On February 20, new legislation was introduced to LegCo concerning a ban on the import, making, selling distributing and advertising of e-cigarettes. This motion comes as the products are becoming increasingly ubiquitous in Hong Kong, and the world over.
According to government sources, there has been a surge in the use of e-cigarettes on a global scale over the past decade. Only around 5,700 people in Hong Kong regularly use e-cigarettes, but this number is expected to increase in line with global trends.
The legislation intends to not only curb the circulation of e-cigarette products in Hong Kong, individuals found bringing e-cigarettes into Hong Kong may be fined up to HK$50,000, along with six months in prison, regardless of whether the imported e-cigarettes are for personal use.
Using e-cigarettes will remain legal, but HK$5,000 fines will be introduced for anyone using them in smoking-free areas (the same amount as smoking normal cigarettes).
This move from the government aims to protect public health by banning e-cigarettes prior to them becoming increasingly popular in Hong Kong.
A study conducted by Hong Kong University (HKU) found that e-cigarette use amongst teenagers in Hong Kong acts as a gateway to smoking cigarettes. Thus, researchers concluded that public policies aiming to ban the sale of e-cigarettes could potentially decrease the amount of teenagers smoking.

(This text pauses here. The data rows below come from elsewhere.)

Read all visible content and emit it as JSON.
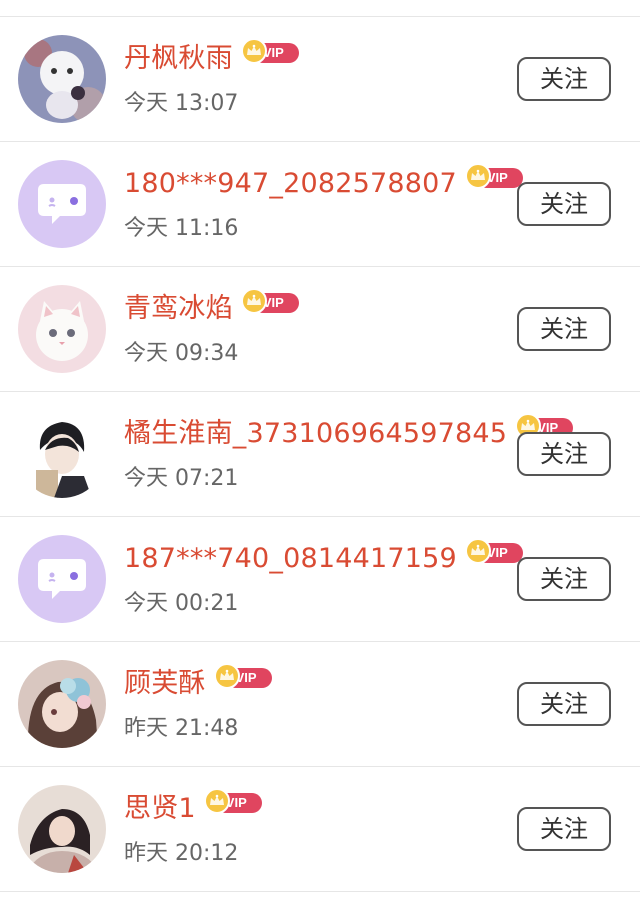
{
  "follow_label": "关注",
  "vip_label": "VIP",
  "colors": {
    "name": "#d94b33",
    "vip_pill": "#e0455f",
    "crown": "#f6c542",
    "time": "#666666",
    "divider": "#e6e6e6"
  },
  "users": [
    {
      "name": "丹枫秋雨",
      "time": "今天 13:07",
      "avatar": "anime-girl-white-cat-avatar"
    },
    {
      "name": "180***947_2082578807",
      "time": "今天 11:16",
      "avatar": "default-chat-bubble-avatar"
    },
    {
      "name": "青鸾冰焰",
      "time": "今天 09:34",
      "avatar": "white-kitten-avatar"
    },
    {
      "name": "橘生淮南_373106964597845",
      "time": "今天 07:21",
      "avatar": "anime-boy-avatar"
    },
    {
      "name": "187***740_0814417159",
      "time": "今天 00:21",
      "avatar": "default-chat-bubble-avatar"
    },
    {
      "name": "顾芙酥",
      "time": "昨天 21:48",
      "avatar": "anime-girl-flowers-avatar"
    },
    {
      "name": "思贤1",
      "time": "昨天 20:12",
      "avatar": "girl-photo-avatar"
    }
  ]
}
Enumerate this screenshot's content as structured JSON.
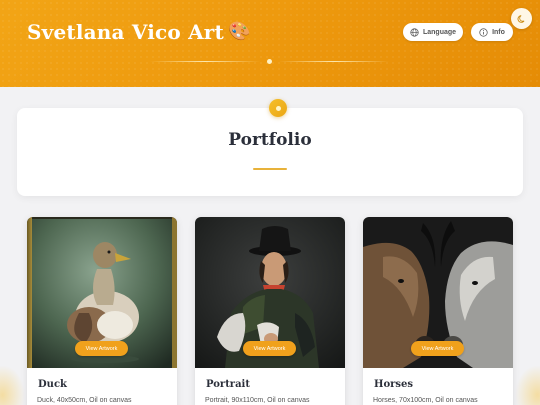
{
  "header": {
    "title": "Svetlana Vico Art",
    "title_icon": "palette-icon",
    "language_label": "Language",
    "info_label": "Info",
    "theme_toggle_icon": "moon-icon"
  },
  "section": {
    "title": "Portfolio"
  },
  "artworks": [
    {
      "title": "Duck",
      "description": "Duck, 40x50cm, Oil on canvas",
      "button_label": "View Artwork"
    },
    {
      "title": "Portrait",
      "description": "Portrait, 90x110cm, Oil on canvas",
      "button_label": "View Artwork"
    },
    {
      "title": "Horses",
      "description": "Horses, 70x100cm, Oil on canvas",
      "button_label": "View Artwork"
    }
  ],
  "colors": {
    "accent": "#f0a11c",
    "header_gradient_start": "#f2a516",
    "header_gradient_end": "#e58c06",
    "heading_text": "#2b2f3a"
  }
}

Legco also wants to pass a bill granting more authority to tobacco control officers, enabling them to take more severe measures against anyone violating smoking-free zones.
This ban has experienced widespread opposition. Some argue that not banning the use of e-cigarettes will make the ban inefficient. There are no plans to ban tobacco, even though its negative impact on public health is debatably greater than e-cigarettes.Tags: health, smoking, e-cigarettes, ban, legco, government HK